This is taken from Micah 7:6. Christ did not here mean to say that the object of his coming was to produce discord and contention, for he was the Prince of Peace, Isaiah 9:6; Isaiah 11:6; Luke 2:14; but he means to say that such would be one of the effects of his coming.
See Matthew 10:34 Commentaries: “Do not think that I came to … (emphasis added).
Micah was a Hebrew prophet of the 8th century “before Jesus,” whose book “reproaches unjust leaders, defends the rights of the poor against the rich and powerful, and preaches social justice; while looking forward to a world at peace. . .” (We’re still working on those.) Note also, Micah used the idea a “covenant lawsuit,” with God suing the Hebrews for breach of contract, in Chapter 6:1-8. (Did I mention that I was a lawyer in my former life?)
In Chapter 7, verse 6, Micah noted the results of such a contractual “breach:”
The godly man has perished from the earth, and there is none upright among men; they all lie in wait for blood, and each hunts his brother with a net. . . The best of them is like a brier, the most upright of them a thorn hedge. . . Put no trust in a neighbor, have no confidence in a friend; guard the doors of your mouth from her who lies in your bosom; for the son treats the father with contempt, the daughter rises up against her mother, the daughter-in-law against her mother-in-law; a man’s enemies are the men of his own house.
So what’s the solution? One answer comes in Micah 6:8 (in the Living Bible), that God “has told you what he wants, and this is all it is: to be fair, just, merciful, and to walk humbly with your God.”
– The Scribe
The upper image is courtesy of Wikipedia. The “seek justice” image is courtesy of http://thefinestkind.files.wordpress.com/2011/11/img_1748.jpg?w=529&h=396.
As always, to see the full readings for the upcoming Sunday, see The Lectionary Page.

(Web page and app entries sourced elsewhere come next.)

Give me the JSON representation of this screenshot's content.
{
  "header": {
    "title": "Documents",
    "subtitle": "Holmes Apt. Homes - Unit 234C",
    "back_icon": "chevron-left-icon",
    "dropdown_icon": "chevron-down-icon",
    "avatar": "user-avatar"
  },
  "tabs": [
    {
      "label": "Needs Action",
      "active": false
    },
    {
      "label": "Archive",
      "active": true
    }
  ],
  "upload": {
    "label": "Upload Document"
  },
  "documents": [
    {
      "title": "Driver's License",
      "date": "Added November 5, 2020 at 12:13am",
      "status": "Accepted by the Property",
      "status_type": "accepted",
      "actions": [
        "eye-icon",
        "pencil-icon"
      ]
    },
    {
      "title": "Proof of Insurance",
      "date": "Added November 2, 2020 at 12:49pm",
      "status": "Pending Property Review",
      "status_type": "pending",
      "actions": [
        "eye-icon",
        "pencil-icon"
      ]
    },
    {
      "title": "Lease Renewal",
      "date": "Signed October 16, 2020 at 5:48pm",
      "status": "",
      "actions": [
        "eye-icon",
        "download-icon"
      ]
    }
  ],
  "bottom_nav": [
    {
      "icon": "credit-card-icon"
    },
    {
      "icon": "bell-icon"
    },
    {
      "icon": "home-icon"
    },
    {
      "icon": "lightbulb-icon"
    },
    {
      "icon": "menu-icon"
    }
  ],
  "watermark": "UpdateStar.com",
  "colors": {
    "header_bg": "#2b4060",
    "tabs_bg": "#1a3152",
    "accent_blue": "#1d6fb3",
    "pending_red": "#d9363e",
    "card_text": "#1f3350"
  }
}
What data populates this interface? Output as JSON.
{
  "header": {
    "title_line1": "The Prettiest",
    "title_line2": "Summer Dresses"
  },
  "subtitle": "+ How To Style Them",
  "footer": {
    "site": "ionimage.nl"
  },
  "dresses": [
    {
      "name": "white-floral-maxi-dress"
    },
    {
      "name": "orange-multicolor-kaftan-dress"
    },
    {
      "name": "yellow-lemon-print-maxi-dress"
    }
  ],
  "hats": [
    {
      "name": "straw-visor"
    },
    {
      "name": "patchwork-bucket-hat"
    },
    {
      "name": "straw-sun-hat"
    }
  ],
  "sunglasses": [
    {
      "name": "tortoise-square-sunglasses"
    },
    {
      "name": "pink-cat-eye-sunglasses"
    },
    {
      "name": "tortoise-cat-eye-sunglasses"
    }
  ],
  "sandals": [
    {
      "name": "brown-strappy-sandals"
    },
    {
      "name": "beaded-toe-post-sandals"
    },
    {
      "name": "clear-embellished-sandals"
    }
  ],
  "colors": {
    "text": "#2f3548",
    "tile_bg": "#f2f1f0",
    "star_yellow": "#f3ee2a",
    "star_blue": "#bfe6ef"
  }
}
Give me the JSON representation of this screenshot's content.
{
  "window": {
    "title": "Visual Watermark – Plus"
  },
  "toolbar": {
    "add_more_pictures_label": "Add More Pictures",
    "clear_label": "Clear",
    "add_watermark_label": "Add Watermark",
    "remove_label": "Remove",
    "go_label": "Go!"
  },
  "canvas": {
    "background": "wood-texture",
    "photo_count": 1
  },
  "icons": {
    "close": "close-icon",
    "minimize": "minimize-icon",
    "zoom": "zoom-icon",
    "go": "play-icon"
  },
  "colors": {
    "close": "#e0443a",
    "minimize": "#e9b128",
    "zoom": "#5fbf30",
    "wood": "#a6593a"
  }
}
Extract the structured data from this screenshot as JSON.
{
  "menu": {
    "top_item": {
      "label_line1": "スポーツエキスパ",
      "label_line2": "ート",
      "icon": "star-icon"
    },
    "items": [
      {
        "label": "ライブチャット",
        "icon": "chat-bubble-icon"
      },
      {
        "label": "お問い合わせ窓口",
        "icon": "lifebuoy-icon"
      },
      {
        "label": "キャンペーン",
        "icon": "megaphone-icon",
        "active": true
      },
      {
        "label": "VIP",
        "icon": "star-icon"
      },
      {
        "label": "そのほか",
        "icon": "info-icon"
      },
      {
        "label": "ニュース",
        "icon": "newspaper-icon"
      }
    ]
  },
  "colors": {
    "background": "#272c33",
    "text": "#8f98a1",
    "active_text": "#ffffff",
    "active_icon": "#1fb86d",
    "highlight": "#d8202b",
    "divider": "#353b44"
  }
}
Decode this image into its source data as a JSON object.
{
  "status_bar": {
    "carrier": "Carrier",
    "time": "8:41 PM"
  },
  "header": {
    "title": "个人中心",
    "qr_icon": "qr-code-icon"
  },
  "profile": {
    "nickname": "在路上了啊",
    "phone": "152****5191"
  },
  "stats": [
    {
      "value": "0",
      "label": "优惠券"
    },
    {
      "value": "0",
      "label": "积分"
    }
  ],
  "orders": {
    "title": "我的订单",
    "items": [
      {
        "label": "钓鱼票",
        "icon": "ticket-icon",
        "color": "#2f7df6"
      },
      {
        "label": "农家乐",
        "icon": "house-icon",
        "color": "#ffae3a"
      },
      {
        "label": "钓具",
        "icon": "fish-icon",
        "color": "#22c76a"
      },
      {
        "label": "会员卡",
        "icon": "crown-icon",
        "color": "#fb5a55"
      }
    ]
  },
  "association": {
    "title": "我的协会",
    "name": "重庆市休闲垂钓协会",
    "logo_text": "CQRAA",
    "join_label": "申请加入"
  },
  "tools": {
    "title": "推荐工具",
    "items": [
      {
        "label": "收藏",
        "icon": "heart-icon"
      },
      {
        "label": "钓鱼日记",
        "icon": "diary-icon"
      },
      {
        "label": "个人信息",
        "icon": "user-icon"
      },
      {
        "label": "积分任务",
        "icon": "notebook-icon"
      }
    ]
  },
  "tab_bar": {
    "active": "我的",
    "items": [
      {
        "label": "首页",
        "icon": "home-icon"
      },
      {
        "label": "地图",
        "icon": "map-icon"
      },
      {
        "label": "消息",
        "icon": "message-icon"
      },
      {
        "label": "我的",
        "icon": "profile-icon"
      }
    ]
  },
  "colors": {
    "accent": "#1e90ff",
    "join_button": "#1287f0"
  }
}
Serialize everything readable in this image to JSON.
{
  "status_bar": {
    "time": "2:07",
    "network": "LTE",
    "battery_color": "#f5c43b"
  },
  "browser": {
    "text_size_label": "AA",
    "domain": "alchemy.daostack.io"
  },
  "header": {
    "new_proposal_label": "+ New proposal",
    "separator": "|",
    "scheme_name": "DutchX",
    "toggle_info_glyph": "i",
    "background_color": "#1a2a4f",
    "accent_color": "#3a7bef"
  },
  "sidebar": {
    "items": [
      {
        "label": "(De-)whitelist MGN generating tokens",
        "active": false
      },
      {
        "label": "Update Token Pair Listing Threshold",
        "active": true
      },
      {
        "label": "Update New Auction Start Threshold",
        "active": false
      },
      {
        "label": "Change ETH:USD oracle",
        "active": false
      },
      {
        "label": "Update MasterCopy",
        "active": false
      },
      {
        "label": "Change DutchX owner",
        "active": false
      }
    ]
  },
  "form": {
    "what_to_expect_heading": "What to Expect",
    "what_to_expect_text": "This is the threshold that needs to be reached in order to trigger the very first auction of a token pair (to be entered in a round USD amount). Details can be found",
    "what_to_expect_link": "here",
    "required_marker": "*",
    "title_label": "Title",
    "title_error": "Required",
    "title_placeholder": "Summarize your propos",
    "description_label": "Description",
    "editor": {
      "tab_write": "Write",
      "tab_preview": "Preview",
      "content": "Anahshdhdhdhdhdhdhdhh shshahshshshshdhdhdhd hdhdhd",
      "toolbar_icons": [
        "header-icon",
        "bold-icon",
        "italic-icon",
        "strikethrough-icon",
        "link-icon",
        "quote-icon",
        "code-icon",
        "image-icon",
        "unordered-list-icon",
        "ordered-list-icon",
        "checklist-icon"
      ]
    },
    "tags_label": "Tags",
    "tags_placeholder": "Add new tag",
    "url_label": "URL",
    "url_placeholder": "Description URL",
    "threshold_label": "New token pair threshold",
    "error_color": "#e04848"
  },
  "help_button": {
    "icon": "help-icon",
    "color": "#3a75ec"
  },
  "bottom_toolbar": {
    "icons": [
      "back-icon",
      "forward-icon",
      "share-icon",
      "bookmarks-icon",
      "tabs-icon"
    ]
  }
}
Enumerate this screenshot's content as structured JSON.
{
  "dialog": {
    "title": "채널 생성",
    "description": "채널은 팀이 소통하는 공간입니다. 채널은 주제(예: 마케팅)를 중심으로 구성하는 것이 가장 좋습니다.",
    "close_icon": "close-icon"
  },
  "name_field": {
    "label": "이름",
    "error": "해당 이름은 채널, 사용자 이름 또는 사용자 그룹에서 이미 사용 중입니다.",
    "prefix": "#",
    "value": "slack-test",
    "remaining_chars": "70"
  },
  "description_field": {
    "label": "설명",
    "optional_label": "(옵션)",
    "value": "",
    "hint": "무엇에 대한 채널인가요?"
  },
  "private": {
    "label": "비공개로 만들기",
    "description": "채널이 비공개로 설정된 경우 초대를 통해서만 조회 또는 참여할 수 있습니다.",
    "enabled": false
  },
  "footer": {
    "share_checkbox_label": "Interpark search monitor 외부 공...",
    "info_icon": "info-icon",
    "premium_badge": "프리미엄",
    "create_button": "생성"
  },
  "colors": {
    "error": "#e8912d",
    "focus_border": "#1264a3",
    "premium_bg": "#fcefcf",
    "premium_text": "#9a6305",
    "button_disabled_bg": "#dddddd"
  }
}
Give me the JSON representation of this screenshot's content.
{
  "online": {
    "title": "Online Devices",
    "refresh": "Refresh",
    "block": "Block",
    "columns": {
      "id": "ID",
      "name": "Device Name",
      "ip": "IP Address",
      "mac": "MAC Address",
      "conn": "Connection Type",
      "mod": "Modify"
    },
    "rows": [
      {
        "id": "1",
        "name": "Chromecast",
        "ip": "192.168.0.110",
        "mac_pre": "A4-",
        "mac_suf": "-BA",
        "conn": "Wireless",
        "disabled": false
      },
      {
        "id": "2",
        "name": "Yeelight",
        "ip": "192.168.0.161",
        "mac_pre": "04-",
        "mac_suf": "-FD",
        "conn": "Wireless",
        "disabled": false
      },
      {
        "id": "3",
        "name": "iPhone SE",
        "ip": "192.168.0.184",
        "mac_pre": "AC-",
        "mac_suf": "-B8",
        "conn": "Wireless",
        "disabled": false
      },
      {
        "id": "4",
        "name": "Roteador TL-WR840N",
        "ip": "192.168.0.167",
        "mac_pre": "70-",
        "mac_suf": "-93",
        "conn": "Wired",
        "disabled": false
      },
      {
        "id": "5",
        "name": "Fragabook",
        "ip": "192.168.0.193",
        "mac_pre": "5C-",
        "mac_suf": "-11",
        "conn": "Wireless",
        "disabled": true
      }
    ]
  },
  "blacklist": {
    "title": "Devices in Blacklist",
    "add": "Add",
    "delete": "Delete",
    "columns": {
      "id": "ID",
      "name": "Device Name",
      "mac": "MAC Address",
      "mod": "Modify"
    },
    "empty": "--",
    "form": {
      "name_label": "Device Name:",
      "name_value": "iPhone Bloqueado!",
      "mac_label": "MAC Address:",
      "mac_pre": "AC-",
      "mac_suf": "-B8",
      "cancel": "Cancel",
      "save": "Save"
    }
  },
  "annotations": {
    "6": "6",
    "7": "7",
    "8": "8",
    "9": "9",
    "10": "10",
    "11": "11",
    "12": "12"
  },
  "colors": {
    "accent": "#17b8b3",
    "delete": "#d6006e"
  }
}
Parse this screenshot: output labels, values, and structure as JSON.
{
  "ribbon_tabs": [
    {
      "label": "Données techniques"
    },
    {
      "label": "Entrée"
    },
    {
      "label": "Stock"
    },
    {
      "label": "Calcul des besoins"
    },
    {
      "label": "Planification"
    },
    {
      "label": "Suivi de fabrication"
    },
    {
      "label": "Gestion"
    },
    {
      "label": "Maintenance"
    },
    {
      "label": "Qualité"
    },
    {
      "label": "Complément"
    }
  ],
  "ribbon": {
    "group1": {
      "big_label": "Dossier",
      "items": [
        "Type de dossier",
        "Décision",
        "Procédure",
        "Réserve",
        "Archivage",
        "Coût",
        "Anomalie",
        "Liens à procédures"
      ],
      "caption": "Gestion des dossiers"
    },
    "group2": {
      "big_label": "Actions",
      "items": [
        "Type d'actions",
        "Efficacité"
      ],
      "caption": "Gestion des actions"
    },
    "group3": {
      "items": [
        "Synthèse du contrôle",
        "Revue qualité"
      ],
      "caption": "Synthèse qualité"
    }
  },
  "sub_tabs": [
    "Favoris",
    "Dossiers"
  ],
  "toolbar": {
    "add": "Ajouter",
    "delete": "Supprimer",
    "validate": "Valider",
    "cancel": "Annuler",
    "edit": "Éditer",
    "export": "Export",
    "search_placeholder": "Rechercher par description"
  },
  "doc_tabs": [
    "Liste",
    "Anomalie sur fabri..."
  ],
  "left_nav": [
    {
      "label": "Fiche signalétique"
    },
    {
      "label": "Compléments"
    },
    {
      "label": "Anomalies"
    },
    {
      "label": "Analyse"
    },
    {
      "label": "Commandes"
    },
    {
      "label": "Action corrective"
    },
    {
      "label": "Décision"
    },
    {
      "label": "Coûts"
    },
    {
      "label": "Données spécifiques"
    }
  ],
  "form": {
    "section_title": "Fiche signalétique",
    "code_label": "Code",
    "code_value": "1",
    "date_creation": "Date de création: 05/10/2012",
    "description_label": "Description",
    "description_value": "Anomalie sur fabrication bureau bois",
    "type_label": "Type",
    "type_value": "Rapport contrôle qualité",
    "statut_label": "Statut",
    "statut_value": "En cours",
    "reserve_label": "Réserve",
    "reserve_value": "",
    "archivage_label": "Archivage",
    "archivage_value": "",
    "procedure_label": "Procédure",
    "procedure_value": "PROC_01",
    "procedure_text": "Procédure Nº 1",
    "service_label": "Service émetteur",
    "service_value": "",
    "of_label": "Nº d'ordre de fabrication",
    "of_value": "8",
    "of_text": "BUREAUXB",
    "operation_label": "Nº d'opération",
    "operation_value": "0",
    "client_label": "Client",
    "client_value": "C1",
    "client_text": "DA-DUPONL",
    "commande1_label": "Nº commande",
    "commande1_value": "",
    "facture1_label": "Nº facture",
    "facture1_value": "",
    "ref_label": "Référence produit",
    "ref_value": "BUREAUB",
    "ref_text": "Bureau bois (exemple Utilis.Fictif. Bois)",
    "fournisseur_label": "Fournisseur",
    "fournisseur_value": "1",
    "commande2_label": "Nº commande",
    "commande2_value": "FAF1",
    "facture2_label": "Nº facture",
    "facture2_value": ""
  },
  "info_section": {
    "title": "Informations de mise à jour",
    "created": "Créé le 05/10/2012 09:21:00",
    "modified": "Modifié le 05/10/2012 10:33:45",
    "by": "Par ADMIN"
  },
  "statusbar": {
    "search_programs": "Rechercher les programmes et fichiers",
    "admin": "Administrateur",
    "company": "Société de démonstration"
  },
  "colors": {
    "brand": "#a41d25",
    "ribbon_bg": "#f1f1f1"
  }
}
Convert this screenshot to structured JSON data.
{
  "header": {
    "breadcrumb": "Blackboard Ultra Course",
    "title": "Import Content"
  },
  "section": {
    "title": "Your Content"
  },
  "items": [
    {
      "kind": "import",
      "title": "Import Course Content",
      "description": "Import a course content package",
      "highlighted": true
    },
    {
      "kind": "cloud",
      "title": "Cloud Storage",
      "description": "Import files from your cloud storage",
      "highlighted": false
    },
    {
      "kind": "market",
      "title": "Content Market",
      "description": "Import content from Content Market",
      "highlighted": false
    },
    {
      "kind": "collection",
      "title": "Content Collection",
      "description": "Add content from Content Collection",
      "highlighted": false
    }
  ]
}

As to “Another commentator wrote.” What the commentator wrote was, “We may learn from the present psalm  that the great saints of old were accustomed to pray very much in the same fashion as we do.” Treasury of David—Psalm 86 – The Spurgeon Archive. , emphasis added. Which again is a reminder that those who lived in Bible times – and indeed took part in writing the Bible – may not have been that different from us, or “special.”
As to Micah 6:8, Cliff’s Notes on the Old Testament (1965 copyright, 1988 printing) called it “a clear statement of the prophetic religion at its best.” It further noted that Micah understood “that Yahweh desires moral qualities on the part of his worshipers [sic] rather than sacrifices and burnt offerings,” and that he – Micah – had captured “the nature of true religion and the moral qualities it is designed to promote.” (In other words it’s always easier to follow the letter of the law, rather than trying to live that darned-hard-to-implement spirit of the law. See 2d Corinthians 3:6.)
See also What does it mean to do justly, love mercy, and walk humbly …:
One of the most popular verses among both Jews and Christians promoting social justice is Micah 6:8. . . The message of Micah is still pertinent today. Religious rites, no matter how extravagant, can never compensate for a lack of love (1 Corinthians 13:3). External compliance to rules is not as valuable in God’s eyes as a humble heart that simply does what is right. God’s people today will continue to desire justice, mercy, and humility before the Lord.